1 First Impressions

Though Darcy initially dismisses Lizzy as "not handsome enough to tempt" him, he soon enough learns that her charms extend beyond whatever physical shortcomings she possesses. Though Darcy is captivated by her wit, her "fine eyes" and her willingness to sacrifice her vanity to care for her ill sister Jane, Lizzy considers him too arrogant for her tastes. Instead, she bestows her attentions on Wickham, a handsome soldier who claims Darcy robbed him of his rightful inheritance.

2 Prejudice Lost

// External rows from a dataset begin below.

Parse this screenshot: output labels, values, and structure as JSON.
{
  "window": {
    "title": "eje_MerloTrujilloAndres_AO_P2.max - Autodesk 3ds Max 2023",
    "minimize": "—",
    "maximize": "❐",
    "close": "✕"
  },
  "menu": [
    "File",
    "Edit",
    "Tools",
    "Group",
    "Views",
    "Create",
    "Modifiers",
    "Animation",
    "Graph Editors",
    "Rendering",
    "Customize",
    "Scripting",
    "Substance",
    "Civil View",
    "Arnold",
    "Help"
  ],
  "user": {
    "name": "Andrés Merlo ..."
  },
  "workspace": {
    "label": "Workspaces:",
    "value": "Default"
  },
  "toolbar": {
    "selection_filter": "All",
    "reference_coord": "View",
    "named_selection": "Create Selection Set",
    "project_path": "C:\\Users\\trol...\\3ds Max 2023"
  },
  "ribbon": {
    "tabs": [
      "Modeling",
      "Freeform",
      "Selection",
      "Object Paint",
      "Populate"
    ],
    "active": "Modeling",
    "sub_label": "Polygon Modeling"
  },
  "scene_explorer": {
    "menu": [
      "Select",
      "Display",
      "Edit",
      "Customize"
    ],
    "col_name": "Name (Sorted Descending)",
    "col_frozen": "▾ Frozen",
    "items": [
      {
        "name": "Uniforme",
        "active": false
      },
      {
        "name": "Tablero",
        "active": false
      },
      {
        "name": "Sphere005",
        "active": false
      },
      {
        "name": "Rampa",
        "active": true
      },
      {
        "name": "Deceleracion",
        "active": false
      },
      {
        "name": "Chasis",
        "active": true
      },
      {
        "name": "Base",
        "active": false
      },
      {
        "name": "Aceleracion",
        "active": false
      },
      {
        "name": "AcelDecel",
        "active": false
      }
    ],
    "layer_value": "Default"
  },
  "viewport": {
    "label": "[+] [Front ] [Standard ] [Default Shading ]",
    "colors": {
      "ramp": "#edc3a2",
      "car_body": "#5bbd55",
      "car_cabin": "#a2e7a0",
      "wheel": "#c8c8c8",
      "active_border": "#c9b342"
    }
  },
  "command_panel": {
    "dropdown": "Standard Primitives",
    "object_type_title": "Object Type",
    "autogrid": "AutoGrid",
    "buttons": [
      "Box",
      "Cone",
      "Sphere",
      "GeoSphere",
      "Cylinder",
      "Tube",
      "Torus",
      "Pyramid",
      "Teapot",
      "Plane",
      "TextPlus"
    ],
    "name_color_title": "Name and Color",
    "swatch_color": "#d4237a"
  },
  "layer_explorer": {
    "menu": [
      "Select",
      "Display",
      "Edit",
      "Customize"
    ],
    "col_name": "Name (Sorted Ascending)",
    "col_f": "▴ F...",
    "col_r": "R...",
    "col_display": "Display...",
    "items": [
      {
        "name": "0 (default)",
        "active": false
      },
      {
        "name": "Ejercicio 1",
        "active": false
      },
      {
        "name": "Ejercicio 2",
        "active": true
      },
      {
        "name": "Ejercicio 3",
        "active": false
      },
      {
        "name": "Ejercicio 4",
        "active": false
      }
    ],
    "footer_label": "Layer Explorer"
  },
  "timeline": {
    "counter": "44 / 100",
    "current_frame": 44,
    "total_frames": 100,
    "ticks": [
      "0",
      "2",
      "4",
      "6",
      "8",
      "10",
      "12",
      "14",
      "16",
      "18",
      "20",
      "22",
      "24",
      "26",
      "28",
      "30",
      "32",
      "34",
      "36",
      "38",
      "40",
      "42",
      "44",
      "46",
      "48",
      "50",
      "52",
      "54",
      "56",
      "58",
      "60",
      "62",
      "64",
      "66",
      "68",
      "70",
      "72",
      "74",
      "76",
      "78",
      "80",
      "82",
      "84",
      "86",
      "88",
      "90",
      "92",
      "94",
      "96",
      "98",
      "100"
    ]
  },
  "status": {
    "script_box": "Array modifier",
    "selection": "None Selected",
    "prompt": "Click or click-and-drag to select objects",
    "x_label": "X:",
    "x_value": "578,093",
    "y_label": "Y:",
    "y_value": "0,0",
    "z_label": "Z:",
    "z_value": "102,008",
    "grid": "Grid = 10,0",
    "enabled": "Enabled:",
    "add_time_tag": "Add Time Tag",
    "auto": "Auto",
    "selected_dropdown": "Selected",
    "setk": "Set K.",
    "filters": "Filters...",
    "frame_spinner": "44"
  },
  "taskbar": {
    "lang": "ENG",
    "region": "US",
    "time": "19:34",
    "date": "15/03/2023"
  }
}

Darcy departs, taking his friend Bingley, whom Lizzy thought would marry her sister Jane, with him. Lizzy next meets Darcy while visiting her friend Charlotte near Darcy's aunt's estate. Here, Darcy proposes, though Lizzy promptly rejects him on the grounds that he ruined Wickham's inheritance and destroyed Jane's plans of marriage. In response, Darcy hands her a letter explaining that he didn't believe Jane truly loved Bingley and that Wickham had attempted to elope with Darcy's sister. With this new understanding, Lizzy finds herself more amenable to his romantic interest, particularly after meeting him at his estate, Pemberley.

Since 2003, Momi Awana's writing has been featured in "The Hawaii Independent," "Tradewinds" and "Eternal Portraits." She served as a communications specialist at the Hawaii State Legislature and currently teaches writing classes at her library. Awana holds a Master of Arts in English from University of Hawaii, Mānoa.